- **PROBLEM TO SOLVE**: Nothing but the lines from the one containing "Read all visible content and emit it as JSON." through the end of the material should be restated, and each exactly.

- **INFORMATION**:
#####

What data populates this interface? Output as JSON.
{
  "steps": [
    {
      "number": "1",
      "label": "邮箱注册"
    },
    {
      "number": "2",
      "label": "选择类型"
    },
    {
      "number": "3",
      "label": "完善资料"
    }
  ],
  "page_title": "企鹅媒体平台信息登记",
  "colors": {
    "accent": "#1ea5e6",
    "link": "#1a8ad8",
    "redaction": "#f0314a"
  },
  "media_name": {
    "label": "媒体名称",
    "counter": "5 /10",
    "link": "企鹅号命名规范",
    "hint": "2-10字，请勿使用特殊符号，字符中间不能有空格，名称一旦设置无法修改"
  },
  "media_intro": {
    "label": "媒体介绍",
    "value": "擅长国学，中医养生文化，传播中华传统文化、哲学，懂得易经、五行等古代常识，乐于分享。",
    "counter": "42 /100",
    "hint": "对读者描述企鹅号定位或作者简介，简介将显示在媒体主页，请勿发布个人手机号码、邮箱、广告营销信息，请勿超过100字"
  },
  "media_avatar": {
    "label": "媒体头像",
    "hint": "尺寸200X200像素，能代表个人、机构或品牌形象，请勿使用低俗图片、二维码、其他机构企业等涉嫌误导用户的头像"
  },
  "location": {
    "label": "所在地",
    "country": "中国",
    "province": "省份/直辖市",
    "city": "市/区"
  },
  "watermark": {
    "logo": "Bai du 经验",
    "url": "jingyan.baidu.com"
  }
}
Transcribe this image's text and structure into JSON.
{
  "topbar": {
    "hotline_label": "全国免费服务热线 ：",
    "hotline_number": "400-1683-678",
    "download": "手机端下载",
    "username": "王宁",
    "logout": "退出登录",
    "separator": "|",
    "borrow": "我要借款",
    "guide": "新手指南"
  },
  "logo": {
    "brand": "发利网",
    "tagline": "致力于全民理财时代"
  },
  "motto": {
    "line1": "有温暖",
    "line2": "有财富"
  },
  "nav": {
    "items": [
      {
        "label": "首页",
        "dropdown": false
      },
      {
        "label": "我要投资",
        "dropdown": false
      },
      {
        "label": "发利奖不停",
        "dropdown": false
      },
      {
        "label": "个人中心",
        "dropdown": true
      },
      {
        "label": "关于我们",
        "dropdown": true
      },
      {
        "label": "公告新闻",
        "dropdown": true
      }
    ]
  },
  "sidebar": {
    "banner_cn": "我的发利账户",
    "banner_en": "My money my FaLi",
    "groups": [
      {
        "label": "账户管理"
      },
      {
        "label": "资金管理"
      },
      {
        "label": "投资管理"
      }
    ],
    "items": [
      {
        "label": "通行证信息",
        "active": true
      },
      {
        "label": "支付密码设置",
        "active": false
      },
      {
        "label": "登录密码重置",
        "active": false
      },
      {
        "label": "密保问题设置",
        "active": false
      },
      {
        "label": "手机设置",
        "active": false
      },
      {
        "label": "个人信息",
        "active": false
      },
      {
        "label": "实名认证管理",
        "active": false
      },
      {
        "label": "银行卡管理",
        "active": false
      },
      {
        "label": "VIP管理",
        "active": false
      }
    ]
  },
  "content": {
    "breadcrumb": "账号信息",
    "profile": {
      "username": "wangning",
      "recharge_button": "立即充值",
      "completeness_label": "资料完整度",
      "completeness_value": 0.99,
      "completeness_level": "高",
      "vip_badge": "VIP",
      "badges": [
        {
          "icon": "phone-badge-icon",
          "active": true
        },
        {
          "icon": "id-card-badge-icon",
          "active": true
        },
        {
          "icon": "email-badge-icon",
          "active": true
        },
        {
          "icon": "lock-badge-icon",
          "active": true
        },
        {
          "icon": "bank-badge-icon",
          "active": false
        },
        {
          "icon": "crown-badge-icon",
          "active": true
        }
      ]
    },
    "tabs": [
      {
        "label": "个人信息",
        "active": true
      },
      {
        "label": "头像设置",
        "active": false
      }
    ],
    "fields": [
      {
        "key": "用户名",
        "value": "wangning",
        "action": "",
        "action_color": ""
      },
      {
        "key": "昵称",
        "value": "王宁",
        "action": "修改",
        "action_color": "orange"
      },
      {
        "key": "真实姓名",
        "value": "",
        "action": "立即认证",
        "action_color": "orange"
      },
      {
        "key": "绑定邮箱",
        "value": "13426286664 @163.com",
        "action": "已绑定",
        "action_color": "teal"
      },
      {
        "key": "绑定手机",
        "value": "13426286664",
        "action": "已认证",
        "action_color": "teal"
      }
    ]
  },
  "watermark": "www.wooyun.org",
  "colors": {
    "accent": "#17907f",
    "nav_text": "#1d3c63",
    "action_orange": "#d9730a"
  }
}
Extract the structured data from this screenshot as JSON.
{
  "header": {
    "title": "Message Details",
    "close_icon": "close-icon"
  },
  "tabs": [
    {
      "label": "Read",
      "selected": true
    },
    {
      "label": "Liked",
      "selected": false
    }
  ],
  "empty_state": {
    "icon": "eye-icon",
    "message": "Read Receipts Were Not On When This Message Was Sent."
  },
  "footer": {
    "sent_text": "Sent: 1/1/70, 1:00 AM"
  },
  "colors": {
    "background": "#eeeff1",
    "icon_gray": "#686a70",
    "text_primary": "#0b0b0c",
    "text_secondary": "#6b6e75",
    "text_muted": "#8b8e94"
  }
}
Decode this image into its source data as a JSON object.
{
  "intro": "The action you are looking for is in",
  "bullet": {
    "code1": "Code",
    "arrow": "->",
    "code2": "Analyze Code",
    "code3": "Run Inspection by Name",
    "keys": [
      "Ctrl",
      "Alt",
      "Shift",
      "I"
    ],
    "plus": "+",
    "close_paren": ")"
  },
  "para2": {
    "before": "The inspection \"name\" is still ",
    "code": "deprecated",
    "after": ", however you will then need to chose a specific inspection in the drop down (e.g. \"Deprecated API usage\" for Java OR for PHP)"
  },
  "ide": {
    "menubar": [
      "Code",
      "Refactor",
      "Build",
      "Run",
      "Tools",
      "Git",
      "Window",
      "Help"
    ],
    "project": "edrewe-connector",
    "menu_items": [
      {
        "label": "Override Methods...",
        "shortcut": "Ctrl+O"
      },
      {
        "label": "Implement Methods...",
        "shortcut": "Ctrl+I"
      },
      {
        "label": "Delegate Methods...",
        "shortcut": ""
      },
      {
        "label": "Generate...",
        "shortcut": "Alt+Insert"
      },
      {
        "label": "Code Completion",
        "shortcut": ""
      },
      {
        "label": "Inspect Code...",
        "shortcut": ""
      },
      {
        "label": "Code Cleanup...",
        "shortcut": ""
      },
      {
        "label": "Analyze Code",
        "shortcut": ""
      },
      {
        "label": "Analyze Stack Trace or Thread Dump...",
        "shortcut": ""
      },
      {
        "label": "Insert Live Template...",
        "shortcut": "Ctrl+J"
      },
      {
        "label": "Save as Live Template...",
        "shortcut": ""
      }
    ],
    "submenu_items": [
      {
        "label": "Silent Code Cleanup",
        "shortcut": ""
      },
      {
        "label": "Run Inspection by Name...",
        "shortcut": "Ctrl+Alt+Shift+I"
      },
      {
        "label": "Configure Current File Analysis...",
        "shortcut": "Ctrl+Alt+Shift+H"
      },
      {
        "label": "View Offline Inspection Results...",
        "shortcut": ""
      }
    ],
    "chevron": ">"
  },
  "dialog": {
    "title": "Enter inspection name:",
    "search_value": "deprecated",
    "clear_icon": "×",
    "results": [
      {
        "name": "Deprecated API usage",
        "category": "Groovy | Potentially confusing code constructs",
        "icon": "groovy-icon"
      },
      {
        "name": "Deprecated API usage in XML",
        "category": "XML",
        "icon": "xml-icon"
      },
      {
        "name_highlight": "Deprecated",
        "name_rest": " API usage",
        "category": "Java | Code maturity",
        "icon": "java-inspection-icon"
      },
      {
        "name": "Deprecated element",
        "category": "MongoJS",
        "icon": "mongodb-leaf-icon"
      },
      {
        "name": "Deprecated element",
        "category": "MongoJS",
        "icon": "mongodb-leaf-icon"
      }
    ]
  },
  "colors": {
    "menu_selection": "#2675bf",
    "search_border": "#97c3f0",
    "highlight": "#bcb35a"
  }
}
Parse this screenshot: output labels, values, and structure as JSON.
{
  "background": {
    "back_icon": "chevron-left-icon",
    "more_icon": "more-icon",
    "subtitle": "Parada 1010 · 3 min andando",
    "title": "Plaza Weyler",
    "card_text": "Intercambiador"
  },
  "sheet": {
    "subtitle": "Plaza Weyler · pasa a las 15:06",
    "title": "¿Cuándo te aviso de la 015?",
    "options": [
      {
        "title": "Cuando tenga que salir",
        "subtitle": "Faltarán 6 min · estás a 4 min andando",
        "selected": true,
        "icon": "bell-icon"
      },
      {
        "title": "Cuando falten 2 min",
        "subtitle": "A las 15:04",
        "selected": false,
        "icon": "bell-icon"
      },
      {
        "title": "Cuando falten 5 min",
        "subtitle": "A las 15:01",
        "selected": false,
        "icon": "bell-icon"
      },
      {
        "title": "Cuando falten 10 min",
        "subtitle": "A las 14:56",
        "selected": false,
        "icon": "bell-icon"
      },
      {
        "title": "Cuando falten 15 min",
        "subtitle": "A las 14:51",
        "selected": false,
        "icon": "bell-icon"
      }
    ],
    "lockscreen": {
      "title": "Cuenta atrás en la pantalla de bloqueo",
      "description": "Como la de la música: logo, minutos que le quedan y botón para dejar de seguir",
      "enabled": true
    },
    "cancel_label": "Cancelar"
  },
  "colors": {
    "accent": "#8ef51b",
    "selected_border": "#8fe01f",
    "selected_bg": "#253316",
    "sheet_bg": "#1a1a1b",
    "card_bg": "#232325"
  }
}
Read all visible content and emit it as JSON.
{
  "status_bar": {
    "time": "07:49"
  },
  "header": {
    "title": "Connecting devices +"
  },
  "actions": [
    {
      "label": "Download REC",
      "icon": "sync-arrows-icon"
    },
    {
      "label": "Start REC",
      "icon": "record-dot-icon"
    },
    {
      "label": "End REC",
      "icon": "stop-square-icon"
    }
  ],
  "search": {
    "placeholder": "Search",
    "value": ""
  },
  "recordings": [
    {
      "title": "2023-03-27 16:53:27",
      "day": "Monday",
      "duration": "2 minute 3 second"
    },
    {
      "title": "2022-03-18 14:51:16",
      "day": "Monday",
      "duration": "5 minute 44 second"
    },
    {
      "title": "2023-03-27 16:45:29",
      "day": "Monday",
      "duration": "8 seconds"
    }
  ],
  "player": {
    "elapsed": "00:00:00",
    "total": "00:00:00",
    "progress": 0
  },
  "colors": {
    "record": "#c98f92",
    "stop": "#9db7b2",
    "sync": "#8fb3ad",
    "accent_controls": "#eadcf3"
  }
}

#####

- **TASK OUTPUT**:
Read all visible content and emit it as JSON.
{
  "status_bar": {
    "time": "07:49"
  },
  "header": {
    "title": "Connecting devices +"
  },
  "actions": [
    {
      "label": "Download REC",
      "icon": "sync-arrows-icon"
    },
    {
      "label": "Start REC",
      "icon": "record-dot-icon"
    },
    {
      "label": "End REC",
      "icon": "stop-square-icon"
    }
  ],
  "search": {
    "placeholder": "Search",
    "value": ""
  },
  "recordings": [
    {
      "title": "2023-03-27 16:53:27",
      "day": "Monday",
      "duration": "2 minute 3 second"
    },
    {
      "title": "2022-03-18 14:51:16",
      "day": "Monday",
      "duration": "5 minute 44 second"
    },
    {
      "title": "2023-03-27 16:45:29",
      "day": "Monday",
      "duration": "8 seconds"
    }
  ],
  "player": {
    "elapsed": "00:00:00",
    "total": "00:00:00",
    "progress": 0
  },
  "colors": {
    "record": "#c98f92",
    "stop": "#9db7b2",
    "sync": "#8fb3ad",
    "accent_controls": "#eadcf3"
  }
}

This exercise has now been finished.